Records contained in a dataset:
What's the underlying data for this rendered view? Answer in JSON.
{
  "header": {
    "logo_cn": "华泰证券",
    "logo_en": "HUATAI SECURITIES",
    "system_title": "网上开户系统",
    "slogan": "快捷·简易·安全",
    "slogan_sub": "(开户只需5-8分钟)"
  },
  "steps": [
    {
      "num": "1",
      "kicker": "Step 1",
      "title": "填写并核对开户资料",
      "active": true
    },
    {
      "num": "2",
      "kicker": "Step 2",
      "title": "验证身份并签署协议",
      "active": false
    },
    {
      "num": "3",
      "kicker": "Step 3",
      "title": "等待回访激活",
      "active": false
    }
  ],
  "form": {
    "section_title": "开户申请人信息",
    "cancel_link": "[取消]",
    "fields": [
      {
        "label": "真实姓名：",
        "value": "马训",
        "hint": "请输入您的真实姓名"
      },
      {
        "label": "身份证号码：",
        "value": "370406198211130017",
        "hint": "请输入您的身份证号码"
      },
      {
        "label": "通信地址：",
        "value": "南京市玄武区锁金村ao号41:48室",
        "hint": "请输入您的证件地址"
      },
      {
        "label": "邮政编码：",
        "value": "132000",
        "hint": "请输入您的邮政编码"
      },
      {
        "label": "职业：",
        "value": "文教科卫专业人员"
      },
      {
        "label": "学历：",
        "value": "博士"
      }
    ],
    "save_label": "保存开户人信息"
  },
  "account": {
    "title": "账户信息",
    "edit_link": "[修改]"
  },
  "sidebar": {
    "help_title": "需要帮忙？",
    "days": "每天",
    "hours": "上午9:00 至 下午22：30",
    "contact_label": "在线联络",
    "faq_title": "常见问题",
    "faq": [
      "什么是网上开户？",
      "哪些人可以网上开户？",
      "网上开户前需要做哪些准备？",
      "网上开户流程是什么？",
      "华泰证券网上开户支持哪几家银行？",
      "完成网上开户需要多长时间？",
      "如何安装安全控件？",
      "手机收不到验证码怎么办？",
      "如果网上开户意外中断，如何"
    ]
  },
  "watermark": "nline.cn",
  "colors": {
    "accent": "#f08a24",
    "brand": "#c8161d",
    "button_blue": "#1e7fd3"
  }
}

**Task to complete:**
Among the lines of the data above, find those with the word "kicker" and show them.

**Task output:**
      "kicker": "Step 1",
      "kicker": "Step 2",
      "kicker": "Step 3",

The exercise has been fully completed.